Poulenc, au contraire, is the chap you put on when you get the woman back to yours and wish to appear refined and intellectual, without getting too interrupted. Chopin is too easy – people who don’t listen to classical music listen to Chopin – and most of your other ‘obscure enough to make you seem interesting’ composers (yr Tippet, yr Gounod, yr Bax) tend to have shouty bits. There’s nothing worse than going the pash and having Arnold Bax leap up an octave and render the whole move Dionysian, believe me.

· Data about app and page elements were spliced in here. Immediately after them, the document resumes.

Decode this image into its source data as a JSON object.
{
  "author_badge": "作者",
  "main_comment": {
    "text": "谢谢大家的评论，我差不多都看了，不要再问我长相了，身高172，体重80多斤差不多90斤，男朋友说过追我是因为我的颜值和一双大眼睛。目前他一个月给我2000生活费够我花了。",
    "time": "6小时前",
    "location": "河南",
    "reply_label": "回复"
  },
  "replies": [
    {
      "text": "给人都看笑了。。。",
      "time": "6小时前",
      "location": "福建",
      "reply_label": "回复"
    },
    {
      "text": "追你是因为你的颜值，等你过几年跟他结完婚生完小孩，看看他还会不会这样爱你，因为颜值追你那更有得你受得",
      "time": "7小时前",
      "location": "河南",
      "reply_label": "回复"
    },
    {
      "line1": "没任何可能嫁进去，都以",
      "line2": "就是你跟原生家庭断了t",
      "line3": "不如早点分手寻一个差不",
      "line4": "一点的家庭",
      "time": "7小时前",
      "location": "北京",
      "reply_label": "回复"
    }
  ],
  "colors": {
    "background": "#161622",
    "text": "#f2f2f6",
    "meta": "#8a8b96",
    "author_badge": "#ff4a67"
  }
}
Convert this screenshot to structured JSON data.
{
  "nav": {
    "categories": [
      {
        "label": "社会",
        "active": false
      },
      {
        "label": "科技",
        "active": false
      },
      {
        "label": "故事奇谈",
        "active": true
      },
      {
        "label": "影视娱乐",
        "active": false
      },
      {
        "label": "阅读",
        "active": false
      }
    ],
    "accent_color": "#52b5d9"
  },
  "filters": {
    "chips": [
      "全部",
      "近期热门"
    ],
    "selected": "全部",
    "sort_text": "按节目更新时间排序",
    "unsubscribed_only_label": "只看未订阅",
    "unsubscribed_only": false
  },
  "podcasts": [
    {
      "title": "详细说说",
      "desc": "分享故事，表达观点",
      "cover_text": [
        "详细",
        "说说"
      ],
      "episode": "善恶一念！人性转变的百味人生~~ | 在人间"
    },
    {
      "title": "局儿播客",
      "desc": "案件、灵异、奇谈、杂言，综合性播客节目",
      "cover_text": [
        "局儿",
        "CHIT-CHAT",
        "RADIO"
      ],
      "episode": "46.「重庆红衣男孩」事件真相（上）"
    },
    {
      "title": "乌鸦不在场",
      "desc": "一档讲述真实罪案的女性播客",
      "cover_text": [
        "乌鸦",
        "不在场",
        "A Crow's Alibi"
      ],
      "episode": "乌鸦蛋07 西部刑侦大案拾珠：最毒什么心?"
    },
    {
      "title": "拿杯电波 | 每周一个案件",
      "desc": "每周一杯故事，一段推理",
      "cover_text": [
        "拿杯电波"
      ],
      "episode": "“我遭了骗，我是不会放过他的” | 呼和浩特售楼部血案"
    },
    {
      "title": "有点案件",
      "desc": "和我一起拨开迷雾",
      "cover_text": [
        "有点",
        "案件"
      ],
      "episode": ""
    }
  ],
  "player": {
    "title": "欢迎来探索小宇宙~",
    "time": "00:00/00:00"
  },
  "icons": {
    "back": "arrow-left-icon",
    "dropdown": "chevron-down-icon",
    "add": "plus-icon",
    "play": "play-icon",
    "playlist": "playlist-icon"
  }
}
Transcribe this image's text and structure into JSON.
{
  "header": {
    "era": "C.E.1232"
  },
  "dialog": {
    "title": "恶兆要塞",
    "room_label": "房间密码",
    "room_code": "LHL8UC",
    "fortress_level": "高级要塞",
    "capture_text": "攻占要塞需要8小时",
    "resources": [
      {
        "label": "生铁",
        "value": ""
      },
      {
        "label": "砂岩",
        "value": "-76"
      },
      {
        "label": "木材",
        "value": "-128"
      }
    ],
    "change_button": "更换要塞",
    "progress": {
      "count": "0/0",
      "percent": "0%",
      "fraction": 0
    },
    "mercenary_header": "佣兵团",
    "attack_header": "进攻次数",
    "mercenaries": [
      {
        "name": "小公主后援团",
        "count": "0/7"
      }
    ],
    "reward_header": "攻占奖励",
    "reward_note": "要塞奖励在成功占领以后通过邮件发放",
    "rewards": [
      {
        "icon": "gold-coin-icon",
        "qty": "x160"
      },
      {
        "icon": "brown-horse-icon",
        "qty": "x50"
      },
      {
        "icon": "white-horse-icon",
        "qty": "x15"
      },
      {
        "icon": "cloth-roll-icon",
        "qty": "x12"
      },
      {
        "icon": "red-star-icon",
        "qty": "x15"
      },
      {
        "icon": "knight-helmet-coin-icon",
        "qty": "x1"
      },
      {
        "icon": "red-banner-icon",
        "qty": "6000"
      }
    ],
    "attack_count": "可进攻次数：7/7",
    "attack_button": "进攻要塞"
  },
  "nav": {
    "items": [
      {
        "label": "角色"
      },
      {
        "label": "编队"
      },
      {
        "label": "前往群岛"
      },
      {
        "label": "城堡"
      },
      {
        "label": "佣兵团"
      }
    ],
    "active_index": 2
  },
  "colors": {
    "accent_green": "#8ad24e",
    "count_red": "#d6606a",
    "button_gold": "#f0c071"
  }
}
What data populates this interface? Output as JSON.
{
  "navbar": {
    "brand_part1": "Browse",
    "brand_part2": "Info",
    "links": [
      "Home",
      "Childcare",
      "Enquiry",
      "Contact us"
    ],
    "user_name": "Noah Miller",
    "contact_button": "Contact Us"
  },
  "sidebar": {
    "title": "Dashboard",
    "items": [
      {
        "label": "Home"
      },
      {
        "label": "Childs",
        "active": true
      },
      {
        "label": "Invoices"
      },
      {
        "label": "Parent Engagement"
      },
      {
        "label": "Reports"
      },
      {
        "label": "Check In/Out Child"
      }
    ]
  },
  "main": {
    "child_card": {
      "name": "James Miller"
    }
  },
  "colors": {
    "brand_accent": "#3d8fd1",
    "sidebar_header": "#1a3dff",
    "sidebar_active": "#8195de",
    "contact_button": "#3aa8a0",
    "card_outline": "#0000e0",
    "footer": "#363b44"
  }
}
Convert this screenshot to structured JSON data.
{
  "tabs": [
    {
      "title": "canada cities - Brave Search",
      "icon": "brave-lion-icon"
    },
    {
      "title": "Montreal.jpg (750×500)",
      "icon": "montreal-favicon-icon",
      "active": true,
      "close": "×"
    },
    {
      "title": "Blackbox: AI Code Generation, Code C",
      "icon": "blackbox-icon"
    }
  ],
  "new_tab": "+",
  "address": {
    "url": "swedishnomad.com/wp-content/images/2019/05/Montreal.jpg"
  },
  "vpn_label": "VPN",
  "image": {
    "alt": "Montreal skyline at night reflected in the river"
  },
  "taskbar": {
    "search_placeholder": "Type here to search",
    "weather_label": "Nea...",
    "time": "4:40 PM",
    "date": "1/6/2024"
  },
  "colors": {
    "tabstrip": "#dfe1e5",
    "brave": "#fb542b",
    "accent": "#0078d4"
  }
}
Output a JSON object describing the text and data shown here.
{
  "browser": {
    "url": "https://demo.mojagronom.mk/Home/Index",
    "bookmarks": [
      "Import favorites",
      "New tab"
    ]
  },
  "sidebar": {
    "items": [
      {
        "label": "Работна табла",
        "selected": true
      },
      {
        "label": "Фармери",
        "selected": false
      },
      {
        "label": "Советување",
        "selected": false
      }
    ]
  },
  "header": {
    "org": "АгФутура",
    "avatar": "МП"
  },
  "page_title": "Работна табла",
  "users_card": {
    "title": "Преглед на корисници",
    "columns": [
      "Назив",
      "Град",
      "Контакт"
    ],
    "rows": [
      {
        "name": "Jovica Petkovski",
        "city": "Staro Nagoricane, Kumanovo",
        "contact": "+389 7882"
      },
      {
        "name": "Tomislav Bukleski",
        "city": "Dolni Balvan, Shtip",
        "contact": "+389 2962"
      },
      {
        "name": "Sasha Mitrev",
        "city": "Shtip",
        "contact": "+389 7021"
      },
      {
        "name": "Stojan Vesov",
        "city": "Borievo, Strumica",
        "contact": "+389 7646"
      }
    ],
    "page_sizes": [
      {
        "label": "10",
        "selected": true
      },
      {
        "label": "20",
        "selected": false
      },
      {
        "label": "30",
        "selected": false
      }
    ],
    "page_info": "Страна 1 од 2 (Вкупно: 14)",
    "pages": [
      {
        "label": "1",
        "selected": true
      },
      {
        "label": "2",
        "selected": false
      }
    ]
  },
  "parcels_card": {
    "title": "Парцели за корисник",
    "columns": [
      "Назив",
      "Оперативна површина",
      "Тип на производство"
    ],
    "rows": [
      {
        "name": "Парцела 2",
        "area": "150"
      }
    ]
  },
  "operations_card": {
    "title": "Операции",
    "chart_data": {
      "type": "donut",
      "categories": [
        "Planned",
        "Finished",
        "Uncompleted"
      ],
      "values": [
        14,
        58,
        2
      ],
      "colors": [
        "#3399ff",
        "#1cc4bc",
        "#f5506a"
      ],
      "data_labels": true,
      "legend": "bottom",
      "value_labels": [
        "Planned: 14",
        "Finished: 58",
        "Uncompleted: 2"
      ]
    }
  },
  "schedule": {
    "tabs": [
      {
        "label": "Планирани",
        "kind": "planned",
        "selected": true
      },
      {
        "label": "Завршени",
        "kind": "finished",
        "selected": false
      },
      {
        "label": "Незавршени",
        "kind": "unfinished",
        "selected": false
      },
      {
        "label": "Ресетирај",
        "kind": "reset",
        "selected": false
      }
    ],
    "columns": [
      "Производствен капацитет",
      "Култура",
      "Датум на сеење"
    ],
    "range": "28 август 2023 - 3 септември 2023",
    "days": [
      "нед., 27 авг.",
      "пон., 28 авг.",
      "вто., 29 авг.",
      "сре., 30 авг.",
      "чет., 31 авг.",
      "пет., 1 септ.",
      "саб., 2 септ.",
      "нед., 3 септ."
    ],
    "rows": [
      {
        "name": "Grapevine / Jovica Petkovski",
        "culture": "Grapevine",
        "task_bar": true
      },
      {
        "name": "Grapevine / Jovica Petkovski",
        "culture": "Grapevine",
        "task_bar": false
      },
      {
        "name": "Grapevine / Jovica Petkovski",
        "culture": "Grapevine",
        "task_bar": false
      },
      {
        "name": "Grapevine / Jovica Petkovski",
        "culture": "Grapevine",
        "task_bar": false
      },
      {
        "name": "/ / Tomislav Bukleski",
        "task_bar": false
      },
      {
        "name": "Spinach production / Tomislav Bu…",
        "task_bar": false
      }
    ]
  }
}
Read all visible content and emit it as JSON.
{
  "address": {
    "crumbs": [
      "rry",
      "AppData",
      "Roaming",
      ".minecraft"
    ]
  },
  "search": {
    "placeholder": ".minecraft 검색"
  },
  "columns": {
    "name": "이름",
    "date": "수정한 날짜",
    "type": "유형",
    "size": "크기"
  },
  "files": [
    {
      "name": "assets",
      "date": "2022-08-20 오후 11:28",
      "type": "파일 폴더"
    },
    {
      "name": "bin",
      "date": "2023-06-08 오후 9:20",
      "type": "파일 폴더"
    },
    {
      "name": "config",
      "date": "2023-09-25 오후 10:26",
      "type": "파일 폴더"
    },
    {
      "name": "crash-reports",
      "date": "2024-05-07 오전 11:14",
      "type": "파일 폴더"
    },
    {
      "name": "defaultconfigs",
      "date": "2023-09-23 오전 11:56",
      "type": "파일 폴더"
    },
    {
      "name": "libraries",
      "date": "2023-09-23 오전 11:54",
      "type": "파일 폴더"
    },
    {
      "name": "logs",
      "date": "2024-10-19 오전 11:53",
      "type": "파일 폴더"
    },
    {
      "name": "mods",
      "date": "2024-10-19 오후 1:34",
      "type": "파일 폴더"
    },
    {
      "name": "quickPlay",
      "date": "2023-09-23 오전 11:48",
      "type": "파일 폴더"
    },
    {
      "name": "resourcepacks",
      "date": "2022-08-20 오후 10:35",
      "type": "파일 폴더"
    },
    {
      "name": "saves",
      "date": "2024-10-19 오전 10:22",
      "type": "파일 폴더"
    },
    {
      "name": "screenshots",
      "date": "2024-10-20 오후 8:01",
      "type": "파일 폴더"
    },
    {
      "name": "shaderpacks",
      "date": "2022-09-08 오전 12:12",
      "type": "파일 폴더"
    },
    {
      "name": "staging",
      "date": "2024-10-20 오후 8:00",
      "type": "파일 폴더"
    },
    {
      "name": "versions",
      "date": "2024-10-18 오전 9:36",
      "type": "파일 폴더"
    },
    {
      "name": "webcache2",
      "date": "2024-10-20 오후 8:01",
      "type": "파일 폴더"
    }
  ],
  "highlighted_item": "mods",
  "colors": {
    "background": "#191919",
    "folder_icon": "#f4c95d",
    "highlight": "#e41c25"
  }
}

No, what you want is a nice glass of wine, a little Ceasar salad, and The Complete Chamber Works of Francis Poulenc by the London Conchord Ensemble. Whether you’re talking her through your collection of tastefully arranged architecture magazines while listening to his Sonata for Flute and Piano, discussing which local farmer’s market you favour when buying your Caerphilly while listening to his Sarabande for Solo Guitar, or off-handedly mentioning that your favourite authors tend, in fact, to be women while listening to his Villanelle for Piccolo and Piano, with Frankie-boy you’re always guaranteed that the moves you bust will only ever be augmented, never compromised.

The London Conchord Ensemble does a wonderful job on this disc, and I’d like to thank them personally. And Emma, can I just check we’re still on for Friday? They’re showing that new Julie Delphy/Ethan Hawke film at the Hackney Empire, and there’s a great gastro-pub round the corner I think you’d really like. Text me!